--- Given information Enclosed Below ---

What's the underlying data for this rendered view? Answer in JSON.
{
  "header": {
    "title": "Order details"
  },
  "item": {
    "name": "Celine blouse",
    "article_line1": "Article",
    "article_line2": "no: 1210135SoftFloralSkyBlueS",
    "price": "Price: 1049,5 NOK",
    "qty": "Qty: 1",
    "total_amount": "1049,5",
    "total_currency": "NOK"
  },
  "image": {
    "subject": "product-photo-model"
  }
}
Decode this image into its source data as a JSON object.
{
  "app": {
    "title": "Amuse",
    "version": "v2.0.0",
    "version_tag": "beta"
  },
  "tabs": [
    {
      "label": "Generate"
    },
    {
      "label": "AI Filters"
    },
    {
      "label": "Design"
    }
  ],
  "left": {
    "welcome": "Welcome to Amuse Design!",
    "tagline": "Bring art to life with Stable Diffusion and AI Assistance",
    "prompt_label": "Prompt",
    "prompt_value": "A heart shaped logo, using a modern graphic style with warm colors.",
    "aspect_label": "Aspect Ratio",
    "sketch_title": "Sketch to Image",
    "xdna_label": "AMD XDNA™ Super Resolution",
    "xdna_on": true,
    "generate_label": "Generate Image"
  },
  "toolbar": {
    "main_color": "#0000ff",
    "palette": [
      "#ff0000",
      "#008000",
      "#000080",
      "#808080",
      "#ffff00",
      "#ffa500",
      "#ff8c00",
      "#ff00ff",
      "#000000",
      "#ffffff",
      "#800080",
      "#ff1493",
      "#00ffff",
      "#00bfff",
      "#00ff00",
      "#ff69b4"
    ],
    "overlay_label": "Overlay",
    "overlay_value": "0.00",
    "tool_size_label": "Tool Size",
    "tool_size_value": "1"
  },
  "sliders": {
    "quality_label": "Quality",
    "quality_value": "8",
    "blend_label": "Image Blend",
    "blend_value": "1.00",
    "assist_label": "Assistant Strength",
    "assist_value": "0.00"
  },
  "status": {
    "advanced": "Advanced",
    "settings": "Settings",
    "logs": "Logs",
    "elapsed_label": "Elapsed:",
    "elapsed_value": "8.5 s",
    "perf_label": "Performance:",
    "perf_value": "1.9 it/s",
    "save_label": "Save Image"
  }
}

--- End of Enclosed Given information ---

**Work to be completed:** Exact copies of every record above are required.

**Output of the exercise:**
What's the underlying data for this rendered view? Answer in JSON.
{
  "header": {
    "title": "Order details"
  },
  "item": {
    "name": "Celine blouse",
    "article_line1": "Article",
    "article_line2": "no: 1210135SoftFloralSkyBlueS",
    "price": "Price: 1049,5 NOK",
    "qty": "Qty: 1",
    "total_amount": "1049,5",
    "total_currency": "NOK"
  },
  "image": {
    "subject": "product-photo-model"
  }
}
Decode this image into its source data as a JSON object.
{
  "app": {
    "title": "Amuse",
    "version": "v2.0.0",
    "version_tag": "beta"
  },
  "tabs": [
    {
      "label": "Generate"
    },
    {
      "label": "AI Filters"
    },
    {
      "label": "Design"
    }
  ],
  "left": {
    "welcome": "Welcome to Amuse Design!",
    "tagline": "Bring art to life with Stable Diffusion and AI Assistance",
    "prompt_label": "Prompt",
    "prompt_value": "A heart shaped logo, using a modern graphic style with warm colors.",
    "aspect_label": "Aspect Ratio",
    "sketch_title": "Sketch to Image",
    "xdna_label": "AMD XDNA™ Super Resolution",
    "xdna_on": true,
    "generate_label": "Generate Image"
  },
  "toolbar": {
    "main_color": "#0000ff",
    "palette": [
      "#ff0000",
      "#008000",
      "#000080",
      "#808080",
      "#ffff00",
      "#ffa500",
      "#ff8c00",
      "#ff00ff",
      "#000000",
      "#ffffff",
      "#800080",
      "#ff1493",
      "#00ffff",
      "#00bfff",
      "#00ff00",
      "#ff69b4"
    ],
    "overlay_label": "Overlay",
    "overlay_value": "0.00",
    "tool_size_label": "Tool Size",
    "tool_size_value": "1"
  },
  "sliders": {
    "quality_label": "Quality",
    "quality_value": "8",
    "blend_label": "Image Blend",
    "blend_value": "1.00",
    "assist_label": "Assistant Strength",
    "assist_value": "0.00"
  },
  "status": {
    "advanced": "Advanced",
    "settings": "Settings",
    "logs": "Logs",
    "elapsed_label": "Elapsed:",
    "elapsed_value": "8.5 s",
    "perf_label": "Performance:",
    "perf_value": "1.9 it/s",
    "save_label": "Save Image"
  }
}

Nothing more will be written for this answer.